Can you beat rising interest rates with a green mortgage?
Mortgage payments are rising, but there are ways to mitigate the worst of the effects, says Ruth Jackson Kirby, including getting a “green mortgage”.
Homeowners, spoilt by years of rock-bottom interest rates, are suddenly having to grapple with dearer money. The Bank of England’s base rate has risen from 0.1% last December to 1.25% today, propelling mortgage rates upwards. At the end of 2021 the average rate for a two-year fixed mortgage was 1.4%; that same mortgage now costs 3.74%, according to comparison site Moneyfacts. On a £200,000 mortgage that is a difference of £236 a month.
“Average mortgage rates are the highest we’ve seen since 2013,” Sarah Coles from Hargreaves Lansdown told The Telegraph. “An awful lot of people are going to find themselves having to stretch their money further.”
Should you get a “green mortgage”?
One way to avoid high interest rates is to get a green mortgage. Though this was once a niche product, the number of green mortgages on the market rose by 18% in the six months to April, says financial data provider Defaqto.
Green mortgages are intended to reward people for having an energy-efficient home.
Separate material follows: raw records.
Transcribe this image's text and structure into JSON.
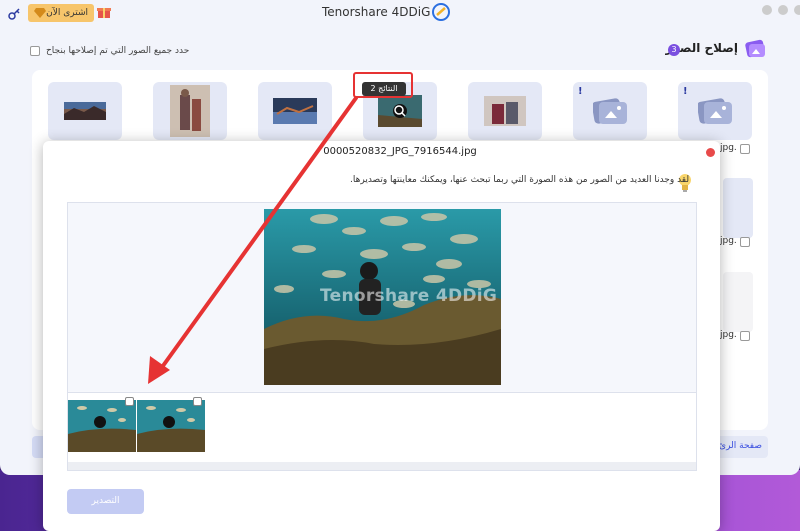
{
  "window": {
    "title": "Tenorshare 4DDiG"
  },
  "toolbar": {
    "buy_label": "اشترى الآن"
  },
  "section": {
    "title": "إصلاح الصور",
    "badge": "3"
  },
  "select_all": {
    "label": "حدد جميع الصور التي تم إصلاحها بنجاح"
  },
  "results_tag": {
    "label": "2 النتائج"
  },
  "side_labels": {
    "row1": "jpg.",
    "row2": "jpg.",
    "row3": "jpg."
  },
  "home_button": {
    "label": "صفحة الرئ"
  },
  "modal": {
    "filename": "0000520832_JPG_7916544.jpg",
    "message": "لقد وجدنا العديد من الصور من هذه الصورة التي ربما تبحث عنها، ويمكنك معاينتها وتصديرها.",
    "watermark": "Tenorshare 4DDiG",
    "export_label": "التصدير"
  },
  "colors": {
    "accent": "#3a4fe0",
    "highlight": "#e63333",
    "primary_light": "#c3cbf3"
  },
  "icons": [
    "key-icon",
    "gem-icon",
    "gift-icon",
    "logo-icon",
    "image-icon",
    "zoom-icon",
    "bulb-icon",
    "close-icon",
    "warning-icon"
  ]
}
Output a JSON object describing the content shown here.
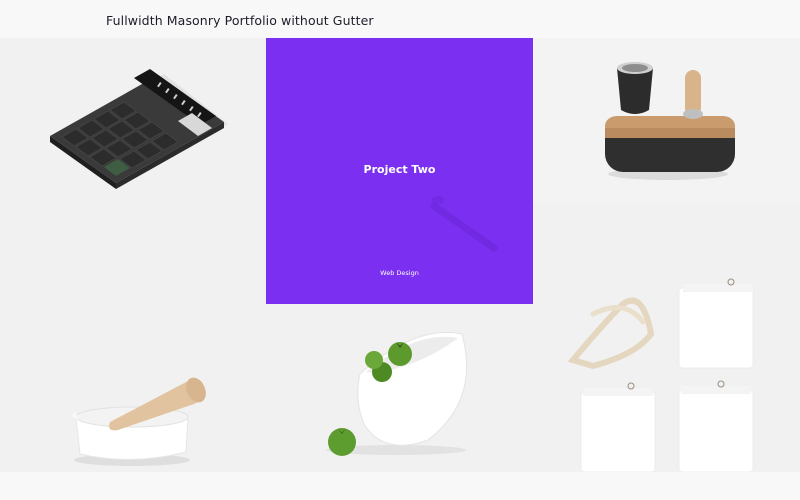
{
  "page": {
    "title": "Fullwidth Masonry Portfolio without Gutter"
  },
  "colors": {
    "background": "#f8f8f8",
    "title_text": "#1d1d2b",
    "hover_overlay": "#7b2ff0",
    "tile_background": "#f1f1f1"
  },
  "portfolio": {
    "items": [
      {
        "image": "calculator"
      },
      {
        "image": "tilted-object",
        "overlay": {
          "title": "Project Two",
          "category": "Web Design"
        }
      },
      {
        "image": "grinder"
      },
      {
        "image": "mortar-and-pestle"
      },
      {
        "image": "bowl-with-tomatoes"
      },
      {
        "image": "linen-napkins"
      }
    ]
  }
}
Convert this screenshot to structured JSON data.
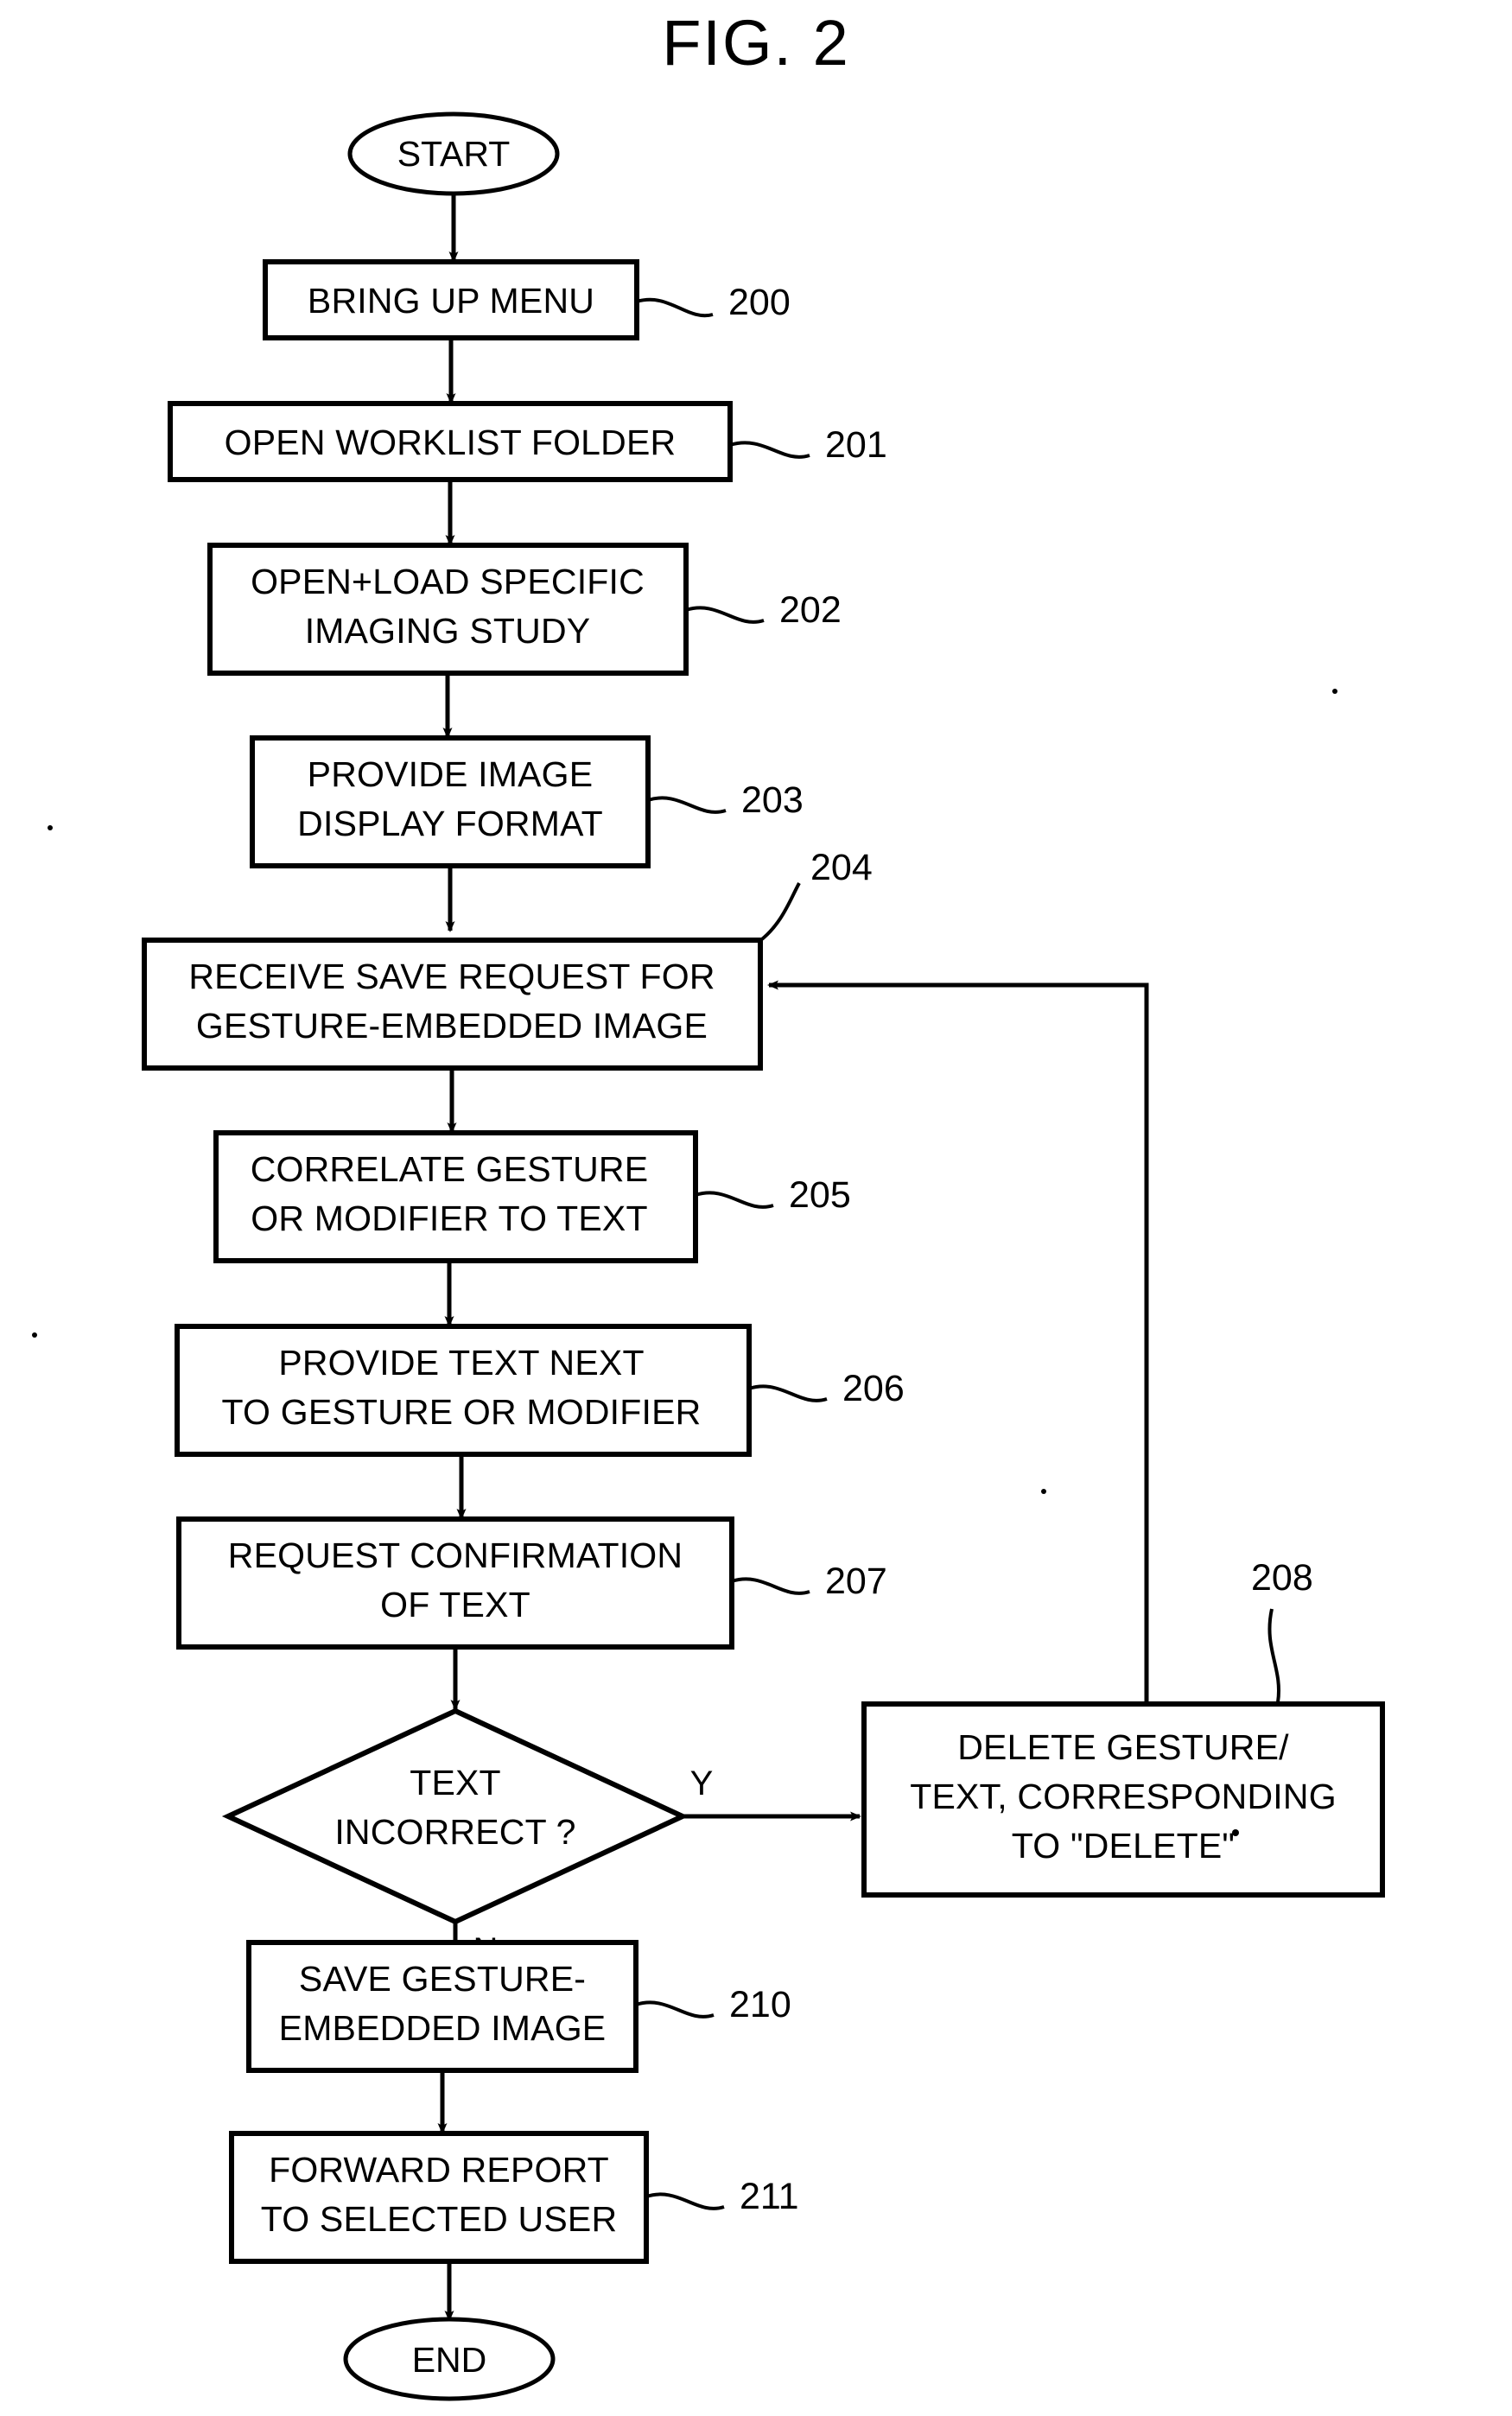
{
  "figure": {
    "title": "FIG. 2",
    "type": "patent-flowchart"
  },
  "terminators": {
    "start": "START",
    "end": "END"
  },
  "branches": {
    "yes": "Y",
    "no": "N"
  },
  "decision": {
    "line1": "TEXT",
    "line2": "INCORRECT ?",
    "ref": ""
  },
  "steps": [
    {
      "ref": "200",
      "line1": "BRING UP MENU",
      "line2": "",
      "line3": ""
    },
    {
      "ref": "201",
      "line1": "OPEN WORKLIST FOLDER",
      "line2": "",
      "line3": ""
    },
    {
      "ref": "202",
      "line1": "OPEN+LOAD SPECIFIC",
      "line2": "IMAGING STUDY",
      "line3": ""
    },
    {
      "ref": "203",
      "line1": "PROVIDE IMAGE",
      "line2": "DISPLAY FORMAT",
      "line3": ""
    },
    {
      "ref": "204",
      "line1": "RECEIVE SAVE REQUEST FOR",
      "line2": "GESTURE-EMBEDDED IMAGE",
      "line3": ""
    },
    {
      "ref": "205",
      "line1": "CORRELATE GESTURE",
      "line2": "OR MODIFIER TO TEXT",
      "line3": ""
    },
    {
      "ref": "206",
      "line1": "PROVIDE TEXT NEXT",
      "line2": "TO GESTURE OR MODIFIER",
      "line3": ""
    },
    {
      "ref": "207",
      "line1": "REQUEST CONFIRMATION",
      "line2": "OF TEXT",
      "line3": ""
    },
    {
      "ref": "208",
      "line1": "DELETE GESTURE/",
      "line2": "TEXT, CORRESPONDING",
      "line3": "TO \"DELETE\""
    },
    {
      "ref": "210",
      "line1": "SAVE GESTURE-",
      "line2": "EMBEDDED IMAGE",
      "line3": ""
    },
    {
      "ref": "211",
      "line1": "FORWARD REPORT",
      "line2": "TO SELECTED USER",
      "line3": ""
    }
  ],
  "colors": {
    "ink": "#000000",
    "paper": "#ffffff"
  }
}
You prove to the lender that your home has an energy-performance certificate (EPC) rating of A or B and you either get cashback or a better interest rate on your mortgage.
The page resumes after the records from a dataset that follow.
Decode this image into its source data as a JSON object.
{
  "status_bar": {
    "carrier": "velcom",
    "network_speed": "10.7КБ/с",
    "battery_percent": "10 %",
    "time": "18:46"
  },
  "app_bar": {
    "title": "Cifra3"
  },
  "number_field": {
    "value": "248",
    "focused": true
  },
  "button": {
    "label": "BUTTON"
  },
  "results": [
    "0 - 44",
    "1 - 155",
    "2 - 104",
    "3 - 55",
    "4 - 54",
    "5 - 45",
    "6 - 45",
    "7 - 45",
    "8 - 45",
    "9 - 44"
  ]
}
The potential for big savings has caused a surge in interest in green mortgages. Research by financial advisers Twenty7Tec has found that online searches for eco-loans have quadrupled since last year.
But don’t assume a green mortgage is going to give you the best deal on the market. While interest rates tend to be lower than average you can still beat the rate if you look at the mortgage best buys.
For example, Virgin Money’s Greener Mortgage offers a two-year fixed rate of 3.1%. On a £200,000 mortgage this would save £828 a year, and there is also £300 cashback on offer.
Virgin Money’s Greener Mortgage is competitive but there are cheaper deals. Progressive Building Society has a two-year fee-free fix at 2.84%.
Other ways to save
There are other ways you can temper the rate shock. Overpaying your mortgage while you are still on a low rate can make sense – lowering your loan-to-value (LTV) ratio could move you into a lower LTV bracket, allowing you to receive lower rates.
Most mortgage lenders will let you overpay by up to 10% a year, but check. Get it wrong and you could trigger an early repayment charge that wipes out any benefit of overpaying.
You could also extend your mortgage term. While you could end up repaying for five years longer than planned, this decreases your monthly payment. Moreover, you can always reduce your mortgage term again when interest rates fall.